PAC-10 runner-up California finished fourth in the final human polls but lost ground to Texas each of the past three weeks in the BCS rankings. The Golden Bears pulled away from Southern Miss late in the fourth quarter for a closer-than-expected 26-16 win that might have had more to do with swaying voters than Brown's appeal following the Texas A&M game.
"All eyes were on college football yesterday and that was probably what changed the vote," Brown said.
It's no secret that Rose Bowl officials preferred to have paired Big Ten and PAC-10 opponents. The Rose Bowl is contracted with the BCS through 2014.
"We all know that we are traditionalists from the standpoint of wanting either a Big Ten or PAC-10 team," said Dave Davis, President of the Tournament of Roses Association. "But we are under BCS rules and we need to comply with BCS rules. Therefore, we are committed to putting on the very best game we can for these two wonderful teams."
Given the bowl's historic alliance with the PAC-10, Brown concedes there is added pressure for his squad to represent well its first BCS berth in that particular venue.
"We know that Cal had a tremendous year and Jeff Tedford is one of the best coaches in the country," Brown said. "They played with such heart all year and they played well last night. I know there is a tremendous amount of pressure (on Texas) coming in from the outside."
Already, a stampede of Longhorn fans have made it clear they are coming in from the outside as well. Within a couple of hours of the Rose Bowl announcement, Orangebloods had already snapped up 8,000 tickets, Texas AD DeLoss Dodds reported. By comparison, Texas barely sold 5,000 tickets during the three weeks preceding last year's Holiday Bowl.
"You will never have a group more excited about coming to Pasadena than Texas Longhorns," Brown said, who later added, "The good news is we're going to the Rose Bowl; the bad news is we're playing Michigan."
The Wolverines (9-2) fell to archrival Ohio State, 37-21 on Nov. 20, but clinched the Rose Bowl berth because of its earlier win over conference co-champ Iowa. The 91st Rose Bowl matches two of college football's three winningest programs but ones that will meet for the first time, 3:30 p.m. (CST) on ABC and ESPN Radio.
"When you talk Texas and Michigan, you're talking about two of college football's most tradition-rich programs," said Michigan coach Lloyd Carr, who first met Brown 25 years ago at a high school football game in Chicago. "It's something that excites all of us. It's a game that everyone in the country will want to see."
Carr watched Texas knock off the Aggies, 26-13, last month.
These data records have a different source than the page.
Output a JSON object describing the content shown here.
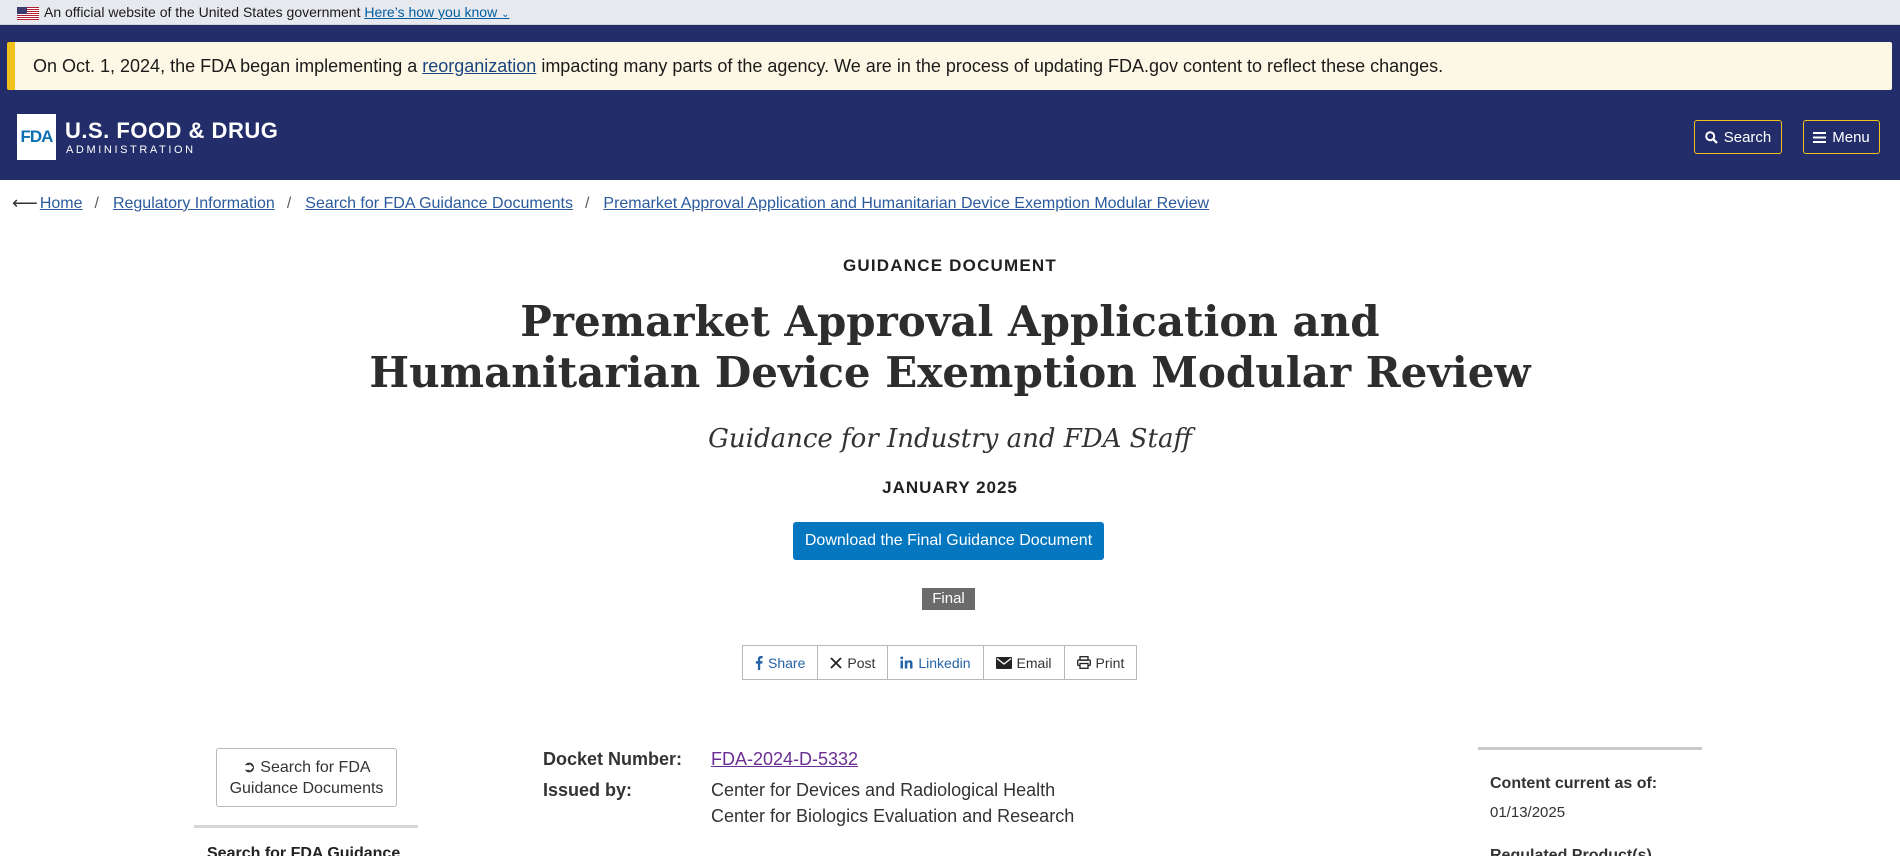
{
  "gov_banner": {
    "text": "An official website of the United States government",
    "link": "Here’s how you know"
  },
  "alert": {
    "prefix": "On Oct. 1, 2024, the FDA began implementing a ",
    "link": "reorganization",
    "suffix": " impacting many parts of the agency. We are in the process of updating FDA.gov content to reflect these changes."
  },
  "header": {
    "logo_mark": "FDA",
    "logo_line1": "U.S. FOOD & DRUG",
    "logo_line2": "ADMINISTRATION",
    "search_label": "Search",
    "menu_label": "Menu",
    "accent": "#f1c21b",
    "bg": "#222d69"
  },
  "breadcrumb": [
    "Home",
    "Regulatory Information",
    "Search for FDA Guidance Documents",
    "Premarket Approval Application and Humanitarian Device Exemption Modular Review"
  ],
  "page": {
    "kicker": "GUIDANCE DOCUMENT",
    "title_line1": "Premarket Approval Application and",
    "title_line2": "Humanitarian Device Exemption Modular Review",
    "subtitle": "Guidance for Industry and FDA Staff",
    "date": "JANUARY 2025",
    "download_label": "Download the Final Guidance Document",
    "status_badge": "Final"
  },
  "share": [
    {
      "icon": "facebook-icon",
      "label": "Share"
    },
    {
      "icon": "x-icon",
      "label": "Post"
    },
    {
      "icon": "linkedin-icon",
      "label": "Linkedin"
    },
    {
      "icon": "email-icon",
      "label": "Email"
    },
    {
      "icon": "print-icon",
      "label": "Print"
    }
  ],
  "sidebar": {
    "back_line1": "Search for FDA",
    "back_line2": "Guidance Documents",
    "section_heading": "Search for FDA Guidance"
  },
  "meta": {
    "docket_label": "Docket Number:",
    "docket_value": "FDA-2024-D-5332",
    "issued_label": "Issued by:",
    "issued_values": [
      "Center for Devices and Radiological Health",
      "Center for Biologics Evaluation and Research"
    ]
  },
  "right": {
    "content_label": "Content current as of:",
    "content_date": "01/13/2025",
    "regulated_label": "Regulated Product(s)"
  }
}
Other than that, he's seen highlights of Texas' 10-1 regular season.
"There's no question that their high ranking is deserved," Carr said of Texas' No. 4 finish in the final BCS ratings. "If you look at what (Brown) has done since going to Texas, year in and year out, it's one of the best programs in the country."
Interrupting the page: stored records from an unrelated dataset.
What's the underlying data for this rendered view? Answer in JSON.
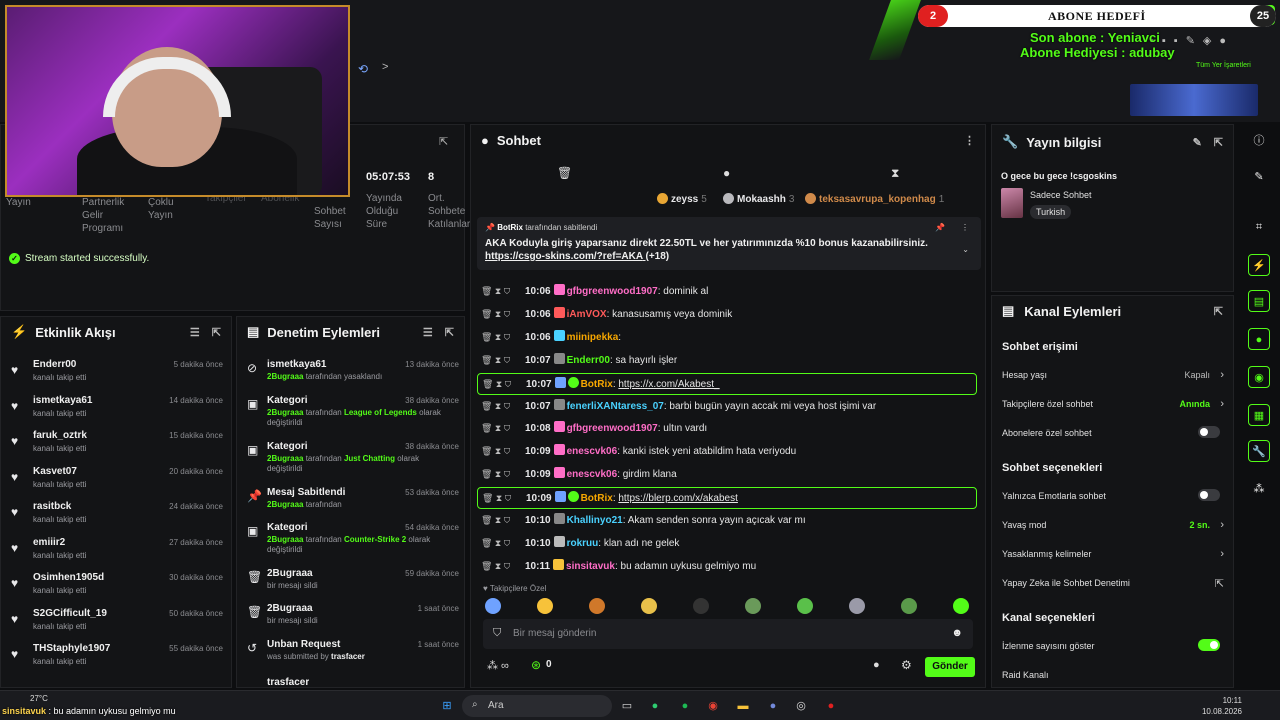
{
  "overlay": {
    "goal_title": "ABONE HEDEFİ",
    "goal_left": "2",
    "goal_right": "25",
    "last_sub": "Son abone : Yeniavci",
    "last_gift": "Abone Hediyesi : adubay",
    "bookmarks": "Tüm Yer İşaretleri"
  },
  "stats": {
    "labels": [
      "Yayın",
      "Partnerlik Gelir Programı",
      "Çoklu Yayın",
      "Takipçiler",
      "Abonelik",
      "Sohbet Sayısı",
      "Yayında Olduğu Süre",
      "Ort. Sohbete Katılanlar"
    ],
    "duration": "05:07:53",
    "avg_chatters": "8",
    "toast": "Stream started successfully."
  },
  "activity": {
    "title": "Etkinlik Akışı",
    "items": [
      {
        "name": "Enderr00",
        "action": "kanalı takip etti",
        "time": "5 dakika önce"
      },
      {
        "name": "ismetkaya61",
        "action": "kanalı takip etti",
        "time": "14 dakika önce"
      },
      {
        "name": "faruk_oztrk",
        "action": "kanalı takip etti",
        "time": "15 dakika önce"
      },
      {
        "name": "Kasvet07",
        "action": "kanalı takip etti",
        "time": "20 dakika önce"
      },
      {
        "name": "rasitbck",
        "action": "kanalı takip etti",
        "time": "24 dakika önce"
      },
      {
        "name": "emiiir2",
        "action": "kanalı takip etti",
        "time": "27 dakika önce"
      },
      {
        "name": "Osimhen1905d",
        "action": "kanalı takip etti",
        "time": "30 dakika önce"
      },
      {
        "name": "S2GCifficult_19",
        "action": "kanalı takip etti",
        "time": "50 dakika önce"
      },
      {
        "name": "THStaphyle1907",
        "action": "kanalı takip etti",
        "time": "55 dakika önce"
      }
    ]
  },
  "audit": {
    "title": "Denetim Eylemleri",
    "items": [
      {
        "title": "ismetkaya61",
        "actor": "2Bugraaa",
        "mid": " tarafından yasaklandı",
        "target": "",
        "tail": "",
        "time": "13 dakika önce"
      },
      {
        "title": "Kategori",
        "actor": "2Bugraaa",
        "mid": " tarafından ",
        "target": "League of Legends",
        "tail": " olarak değiştirildi",
        "time": "38 dakika önce"
      },
      {
        "title": "Kategori",
        "actor": "2Bugraaa",
        "mid": " tarafından ",
        "target": "Just Chatting",
        "tail": " olarak değiştirildi",
        "time": "38 dakika önce"
      },
      {
        "title": "Mesaj Sabitlendi",
        "actor": "2Bugraaa",
        "mid": " tarafından",
        "target": "",
        "tail": "",
        "time": "53 dakika önce"
      },
      {
        "title": "Kategori",
        "actor": "2Bugraaa",
        "mid": " tarafından ",
        "target": "Counter-Strike 2",
        "tail": " olarak değiştirildi",
        "time": "54 dakika önce"
      },
      {
        "title": "2Bugraaa",
        "actor": "",
        "mid": "bir mesajı sildi",
        "target": "",
        "tail": "",
        "time": "59 dakika önce"
      },
      {
        "title": "2Bugraaa",
        "actor": "",
        "mid": "bir mesajı sildi",
        "target": "",
        "tail": "",
        "time": "1 saat önce"
      },
      {
        "title": "Unban Request",
        "actor": "",
        "mid": "was submitted by ",
        "target": "trasfacer",
        "tail": "",
        "time": "1 saat önce"
      }
    ],
    "cut_item": "trasfacer"
  },
  "chat": {
    "title": "Sohbet",
    "leaders": [
      {
        "name": "zeyss",
        "count": "5",
        "color": "#e8a634"
      },
      {
        "name": "Mokaashh",
        "count": "3",
        "color": "#b9b9bd"
      },
      {
        "name": "teksasavrupa_kopenhag",
        "count": "1",
        "color": "#d08a4a"
      }
    ],
    "pinned": {
      "by": "BotRix",
      "by_suffix": " tarafından sabitlendi",
      "text": "AKA Koduyla giriş yaparsanız direkt 22.50TL ve her yatırımınızda %10 bonus kazanabilirsiniz.",
      "link": "https://csgo-skins.com/?ref=AKA",
      "extra": "(+18)"
    },
    "messages": [
      {
        "time": "10:06",
        "user": "gfbgreenwood1907",
        "color": "#ff6ec7",
        "text": "dominik al",
        "hl": false
      },
      {
        "time": "10:06",
        "user": "iAmVOX",
        "color": "#ff5a5a",
        "text": "kanasusamış veya dominik",
        "hl": false
      },
      {
        "time": "10:06",
        "user": "miinipekka",
        "color": "#f7a700",
        "text": "",
        "hl": false
      },
      {
        "time": "10:07",
        "user": "Enderr00",
        "color": "#53fc18",
        "text": "sa hayırlı işler",
        "hl": false
      },
      {
        "time": "10:07",
        "user": "BotRix",
        "color": "#f7a700",
        "text": "https://x.com/Akabest_",
        "hl": true
      },
      {
        "time": "10:07",
        "user": "fenerliXANtaress_07",
        "color": "#4ad2ff",
        "text": "barbi bugün yayın accak mi veya host işimi var",
        "hl": false
      },
      {
        "time": "10:08",
        "user": "gfbgreenwood1907",
        "color": "#ff6ec7",
        "text": "ultın vardı",
        "hl": false
      },
      {
        "time": "10:09",
        "user": "enescvk06",
        "color": "#ff6ec7",
        "text": "kanki istek yeni atabildim hata veriyodu",
        "hl": false
      },
      {
        "time": "10:09",
        "user": "enescvk06",
        "color": "#ff6ec7",
        "text": "girdim klana",
        "hl": false
      },
      {
        "time": "10:09",
        "user": "BotRix",
        "color": "#f7a700",
        "text": "https://blerp.com/x/akabest",
        "hl": true
      },
      {
        "time": "10:10",
        "user": "Khallinyo21",
        "color": "#4ad2ff",
        "text": "Akam senden sonra yayın açıcak var mı",
        "hl": false
      },
      {
        "time": "10:10",
        "user": "rokruu",
        "color": "#4ad2ff",
        "text": "klan adı ne gelek",
        "hl": false
      },
      {
        "time": "10:11",
        "user": "sinsitavuk",
        "color": "#ff6ec7",
        "text": "bu adamın uykusu gelmiyo mu",
        "hl": false
      }
    ],
    "emotes_label": "Takipçilere Özel",
    "input_placeholder": "Bir mesaj gönderin",
    "points": "0",
    "send": "Gönder"
  },
  "info": {
    "title": "Yayın bilgisi",
    "stream_title": "O gece bu gece !csgoskins",
    "category": "Sadece Sohbet",
    "language": "Turkish"
  },
  "actions": {
    "title": "Kanal Eylemleri",
    "sec1": "Sohbet erişimi",
    "account_age": "Hesap yaşı",
    "account_age_val": "Kapalı",
    "followers_only": "Takipçilere özel sohbet",
    "followers_only_val": "Anında",
    "subs_only": "Abonelere özel sohbet",
    "sec2": "Sohbet seçenekleri",
    "emote_only": "Yalnızca Emotlarla sohbet",
    "slow_mode": "Yavaş mod",
    "slow_mode_val": "2 sn.",
    "banned_words": "Yasaklanmış kelimeler",
    "ai_mod": "Yapay Zeka ile Sohbet Denetimi",
    "sec3": "Kanal seçenekleri",
    "show_viewers": "İzlenme sayısını göster",
    "raid": "Raid Kanalı"
  },
  "taskbar": {
    "weather": "27°C",
    "search": "Ara",
    "time": "10:11",
    "date": "10.08.2026"
  },
  "ticker": {
    "user": "sinsitavuk",
    "text": " : bu adamın uykusu gelmiyo mu"
  },
  "colors": {
    "accent": "#53fc18",
    "panel": "#131416",
    "bg": "#0d0e10"
  }
}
Carr admitted he was not particularly surprised by Texas' overnight gain in the BCS poll.
"I don't know that I was surprised because everyone understood that it was very, very close in terms of the roles that the computers were going to play in the final selection," he said. "I really can't tell you that I understand the whole process. Sure, there is tremendous disappointment at The University of California because those kids grew up watching the Rose Bowl and dreaming of being in the Rose Bowl. All of us feel badly for them but the system is what it is. But the game between Texas and Michigan will certainly be a football game that everyone in the country will enjoy watching."
Brown could write a book on his near-misses with the BCS, and referenced his team's last-minute disappointment of just missing out on a BCS when Kansas State upset OU in the 2003 Big 12 title game.
"I have feelings for Jeff (Tedford) and Cal because we were in the same position last year," Brown said. "We were supposed to play Ohio State in the Fiesta Bowl and it got taken away from us."
The Horns have actually played at the Rose Bowl, losing 49-31 to then No. 6 UCLA during Brown's first year at Texas in 1998. Texas previously played in the Fiesta Bowl as the 1996 Big 12 champ in the Bowl Alliance, the predecessor to the BCS, but lost to Penn State, 38-15.
"This is really important because there have been so many near-misses and so many disappointments," Brown said. "We haven't beaten OU and that's been difficult for our staff and our kids to handle. But our group is excited about this game because it's a dream come true for this senior class."
It's just that Brown has been dreaming about it a lot longer than the Class of '05.